After a week of nearly sleepless nights, the factor which made Sterling’s work worth it were the reactions exhibited by all as the Student Council delivered these well-prepared treats. It took no special effort to see each student’s face light up as his or her name was called, and it required no genius to discover that hundreds of days had been made by such a seemingly insignificant act. Classrooms were illuminated with smiles as the quotes were read, and it was not at all difficult to sense that by this small gesture, lives were being changed. To the students of Spanish Fork High School, an origami flower and a few chocolates made a world of difference, but perhaps it was not these two objects which produced such a reaction at all.
Admittedly, handing out the treats was without a doubt Sterling’s favorite part of the project. “It took so much work,” he shared, “and it was nice to finally see it all falling into place.” The Valentine’s Day hero described witnessing his fellow students’ reactions as all he had expected and more, proving that his extensive efforts had finally paid off in far better ways than he had imagined; and pay off it did, not only for Sterling but for his parents, church organization, and the Youth City Council, who offered their efforts towards this project.

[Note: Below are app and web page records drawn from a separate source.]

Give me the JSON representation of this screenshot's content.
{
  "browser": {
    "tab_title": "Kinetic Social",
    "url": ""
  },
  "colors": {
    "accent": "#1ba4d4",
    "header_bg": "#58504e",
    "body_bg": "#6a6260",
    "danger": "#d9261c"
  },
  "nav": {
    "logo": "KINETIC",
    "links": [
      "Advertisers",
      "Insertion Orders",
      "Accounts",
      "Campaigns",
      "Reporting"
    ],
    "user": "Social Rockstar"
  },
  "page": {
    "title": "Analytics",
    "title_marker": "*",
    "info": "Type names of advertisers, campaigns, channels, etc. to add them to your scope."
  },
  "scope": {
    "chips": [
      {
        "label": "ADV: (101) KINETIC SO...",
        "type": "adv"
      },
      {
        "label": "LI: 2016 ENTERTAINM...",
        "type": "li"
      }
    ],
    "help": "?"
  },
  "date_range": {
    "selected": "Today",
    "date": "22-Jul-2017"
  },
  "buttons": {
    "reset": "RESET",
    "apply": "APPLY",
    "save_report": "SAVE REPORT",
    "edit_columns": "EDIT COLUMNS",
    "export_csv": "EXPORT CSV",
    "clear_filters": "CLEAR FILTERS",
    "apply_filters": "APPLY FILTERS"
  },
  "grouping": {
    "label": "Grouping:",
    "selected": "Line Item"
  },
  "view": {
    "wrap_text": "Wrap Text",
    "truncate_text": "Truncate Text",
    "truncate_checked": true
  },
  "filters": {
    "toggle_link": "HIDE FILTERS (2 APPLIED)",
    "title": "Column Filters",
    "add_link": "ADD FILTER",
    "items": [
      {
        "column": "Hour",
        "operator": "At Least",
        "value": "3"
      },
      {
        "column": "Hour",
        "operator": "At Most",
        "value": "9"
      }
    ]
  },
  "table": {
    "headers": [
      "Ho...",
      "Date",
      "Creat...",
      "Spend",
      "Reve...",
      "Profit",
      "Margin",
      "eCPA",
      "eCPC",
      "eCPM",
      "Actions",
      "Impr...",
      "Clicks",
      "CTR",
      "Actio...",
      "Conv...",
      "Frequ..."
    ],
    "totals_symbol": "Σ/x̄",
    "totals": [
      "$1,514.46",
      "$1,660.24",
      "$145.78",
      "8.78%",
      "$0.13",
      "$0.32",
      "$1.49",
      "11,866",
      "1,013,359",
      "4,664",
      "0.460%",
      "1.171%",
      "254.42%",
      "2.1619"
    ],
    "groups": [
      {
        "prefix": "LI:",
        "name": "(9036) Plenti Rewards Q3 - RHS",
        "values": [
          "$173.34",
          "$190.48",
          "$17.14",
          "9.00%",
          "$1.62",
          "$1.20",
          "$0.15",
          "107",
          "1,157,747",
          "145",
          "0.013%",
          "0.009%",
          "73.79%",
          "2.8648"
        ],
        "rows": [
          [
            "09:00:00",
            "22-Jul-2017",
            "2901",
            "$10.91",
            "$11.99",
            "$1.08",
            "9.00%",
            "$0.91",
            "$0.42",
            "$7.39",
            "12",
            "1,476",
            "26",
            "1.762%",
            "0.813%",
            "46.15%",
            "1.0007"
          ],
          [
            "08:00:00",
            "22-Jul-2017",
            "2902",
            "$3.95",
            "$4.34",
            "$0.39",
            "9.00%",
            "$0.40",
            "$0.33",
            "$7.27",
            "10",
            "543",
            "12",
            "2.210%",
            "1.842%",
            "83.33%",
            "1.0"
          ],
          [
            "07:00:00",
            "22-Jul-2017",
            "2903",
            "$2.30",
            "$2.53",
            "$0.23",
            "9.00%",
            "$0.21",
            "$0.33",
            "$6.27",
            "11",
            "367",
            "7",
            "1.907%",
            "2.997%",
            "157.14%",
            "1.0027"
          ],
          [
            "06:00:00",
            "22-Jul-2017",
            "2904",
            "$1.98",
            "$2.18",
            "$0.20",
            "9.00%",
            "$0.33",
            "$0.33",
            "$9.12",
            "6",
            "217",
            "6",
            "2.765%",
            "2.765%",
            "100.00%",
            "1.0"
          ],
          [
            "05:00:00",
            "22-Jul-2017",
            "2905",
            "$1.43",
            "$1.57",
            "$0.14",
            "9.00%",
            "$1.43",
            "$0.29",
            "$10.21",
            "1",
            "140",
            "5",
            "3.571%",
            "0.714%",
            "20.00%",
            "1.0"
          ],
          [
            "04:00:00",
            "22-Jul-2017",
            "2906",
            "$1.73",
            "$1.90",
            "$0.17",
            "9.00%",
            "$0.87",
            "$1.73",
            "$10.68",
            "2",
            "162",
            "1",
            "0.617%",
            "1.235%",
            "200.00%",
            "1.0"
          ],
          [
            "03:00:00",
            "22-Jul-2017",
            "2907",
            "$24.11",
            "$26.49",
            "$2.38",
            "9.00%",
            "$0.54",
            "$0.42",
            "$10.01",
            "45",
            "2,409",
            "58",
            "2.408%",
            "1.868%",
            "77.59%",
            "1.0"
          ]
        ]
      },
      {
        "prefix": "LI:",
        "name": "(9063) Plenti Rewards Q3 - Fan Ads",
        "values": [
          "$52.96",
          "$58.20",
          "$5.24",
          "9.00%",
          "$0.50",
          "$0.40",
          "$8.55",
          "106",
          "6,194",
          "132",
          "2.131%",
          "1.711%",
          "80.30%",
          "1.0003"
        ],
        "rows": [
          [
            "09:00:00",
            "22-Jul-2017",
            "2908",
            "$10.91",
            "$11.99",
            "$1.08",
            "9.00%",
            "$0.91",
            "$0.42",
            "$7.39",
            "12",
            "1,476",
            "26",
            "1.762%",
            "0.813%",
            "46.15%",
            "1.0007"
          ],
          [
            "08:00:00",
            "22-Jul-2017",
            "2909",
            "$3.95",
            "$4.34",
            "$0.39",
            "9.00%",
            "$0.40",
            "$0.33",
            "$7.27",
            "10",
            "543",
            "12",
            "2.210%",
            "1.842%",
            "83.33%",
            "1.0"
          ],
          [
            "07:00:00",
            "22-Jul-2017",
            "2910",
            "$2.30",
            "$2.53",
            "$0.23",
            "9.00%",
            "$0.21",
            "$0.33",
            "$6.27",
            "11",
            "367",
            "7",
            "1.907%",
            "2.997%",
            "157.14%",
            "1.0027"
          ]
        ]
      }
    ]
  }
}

Brinkerhoff admitted he could not have carried out the activity without them, as their help proved so crucial in his planning. Little did he comprehend his impact on them as well. Further from the eyes of the public and less recognized than Brinkerhoff’s major effect on Valentine’s Day was the miracle his preparation did in bringing together not only the school, but the community. Countless hours and hands can be counted, when it came to constructing the origami flowers, in addition to organizing the handouts. In line with everything Sterling’s goal encompassed, the hours of work placed into his project brought the school together as one, enabling students to become more conscious of all those surrounding them.
At one point during the handing-out process, speaking the only words anyone could possibly muster, a teacher posed the question, “It’s remarkable, isn’t it?” Truly, it was, in every sense of the word, and not only for the preparation, but the amount of thought and ultimately the overall effect which exceeded the cost at which it came.
When asked about plans to further the project, Brinkerhoff said, without skipping a beat, “I plan to thank the people who helped me by welding metal flowers for them, and next year, I want to extend this project to another school as well.” Clearly, Sterling is not one to stop at his initial goal, but continues to strive for excellence. Spanish Fork High School owes its utmost gratitude to Sterling for demonstrating to all students what the “Day of Love” is really about.
It is not every day that such grandiose events take place, but Sterling Brinkerhoff’s Valentine’s Day project reflects better than all else on what being a member of Spanish Fork High School is. As Principal Dave McKee put it, “At this school, we thrive on doing things for other people. It’s a culture of caring.” Surely this student has manifested exactly that in making this Valentine’s Day one to remember.